I realise that some of this work could be reduced or made more efficient—for instance, by using voice recognition software or scribes, using artificial intelligence to flag abnormal results, or avoiding duplication and relying on existing documentation.78 But much of it does require a skilled professional’s expertise and accountability.

Reducing support

What Hunt fails to mention, as a previous long serving health secretary, is that he and the ministers who preceded and succeeded him relentlessly called for the NHS to cut its spending on managers and administrators, effectively disparaging their vital roles—even though they account for a lower proportion of staffing and spending in the NHS than most sectors or other world health systems.910 If you continue to reduce secretarial and admin support, especially when so much work is now done online, more of it will be dumped on clinicians themselves. Even using the term “frontline” to describe clinicians ignores the key roles played by “back office” staff in supporting their work.

The NHS also now faces very serious staffing gaps and a retention crisis due to worsening terms and conditions, plummeting morale, and a disjointed government response to the covid pandemic.1112 This means that more work falls on the staff who remain—including those in admin. Over several parliaments the government has pushed digital solutions, electronic patient records, and the move to a “paperless NHS” while repeatedly botching the implementation and contracting.1314 This has left many staff wrangling with fragmented electronic systems that are clunky, unintuitive, and not always compatible.

Then we have the slew of directives, targets, financial incentives, and regulatory requirements—some of them politically driven and based on little evidence, with no face validity to practitioners.15 Hunt’s own standards for ensuring that all patients had a senior weekend review (even when completely stable), the extra admin associated with the national “learning from deaths” programme that he introduced,16 and his own government’s requirements for medical revalidation to remain on the medical register17 are all cases in point.
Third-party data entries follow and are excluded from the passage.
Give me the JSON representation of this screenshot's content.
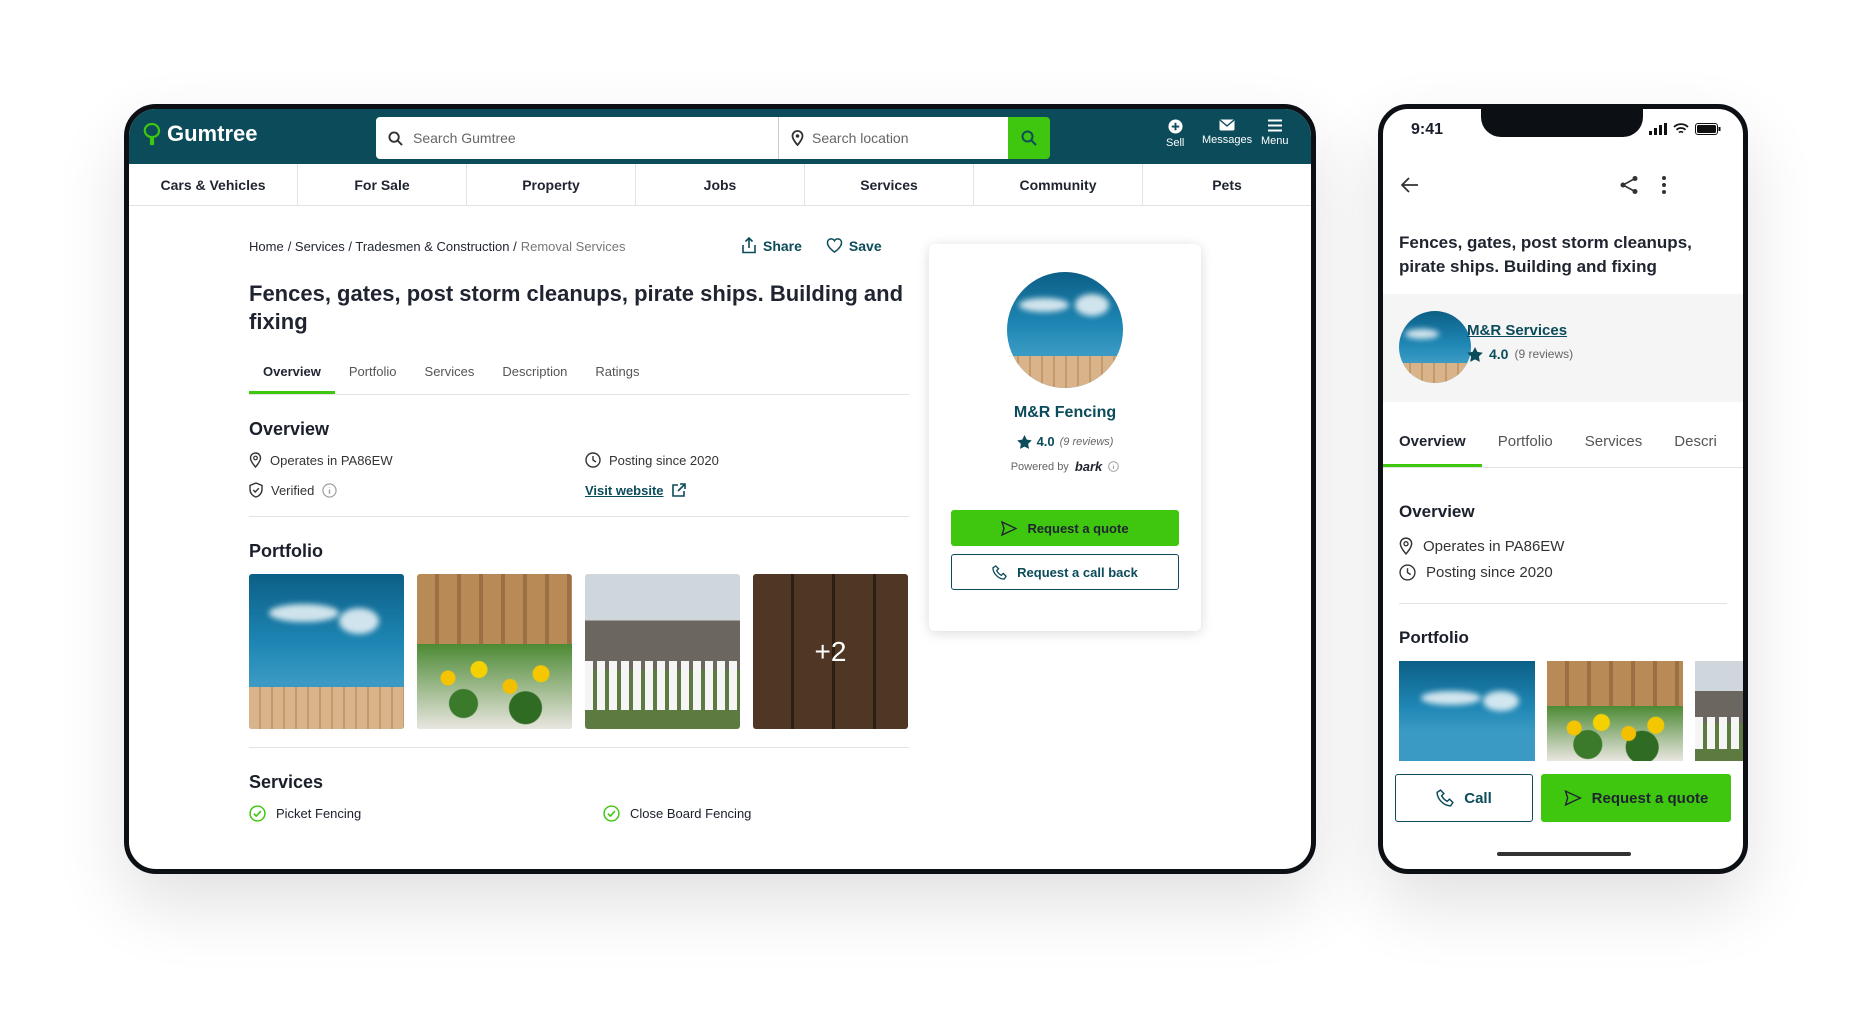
{
  "desktop": {
    "brand": "Gumtree",
    "search_placeholder": "Search Gumtree",
    "location_placeholder": "Search location",
    "topbar_items": [
      "Sell",
      "Messages",
      "Menu"
    ],
    "categories": [
      "Cars & Vehicles",
      "For Sale",
      "Property",
      "Jobs",
      "Services",
      "Community",
      "Pets"
    ],
    "breadcrumb": [
      "Home",
      "/ Services / Tradesmen & Construction /",
      "Removal Services"
    ],
    "share": "Share",
    "save": "Save",
    "title": "Fences, gates, post storm cleanups, pirate ships. Building and fixing",
    "tabs": [
      "Overview",
      "Portfolio",
      "Services",
      "Description",
      "Ratings"
    ],
    "overview_heading": "Overview",
    "operates": "Operates in PA86EW",
    "posting_since": "Posting since 2020",
    "verified": "Verified",
    "visit_website": "Visit website",
    "portfolio_heading": "Portfolio",
    "portfolio_more": "+2",
    "services_heading": "Services",
    "services": [
      "Picket Fencing",
      "Close Board Fencing"
    ],
    "card": {
      "business_name": "M&R Fencing",
      "rating": "4.0",
      "reviews": "(9 reviews)",
      "powered_by": "Powered by",
      "bark": "bark",
      "quote_button": "Request a quote",
      "callback_button": "Request a call back"
    }
  },
  "mobile": {
    "time": "9:41",
    "title": "Fences, gates, post storm cleanups, pirate ships. Building and fixing",
    "business_name": "M&R Services",
    "rating": "4.0",
    "reviews": "(9 reviews)",
    "tabs": [
      "Overview",
      "Portfolio",
      "Services",
      "Descri"
    ],
    "overview_heading": "Overview",
    "operates": "Operates in PA86EW",
    "posting_since": "Posting since 2020",
    "portfolio_heading": "Portfolio",
    "call_button": "Call",
    "quote_button": "Request a quote"
  },
  "colors": {
    "brand_teal": "#0b4b5a",
    "accent_green": "#3fc70f"
  }
}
The perennial soundbites about red tape, bureaucracy, and “non-core work” are designed to make headlines. But they’re not rooted in reality, and they deny the government’s own role in creating the problem.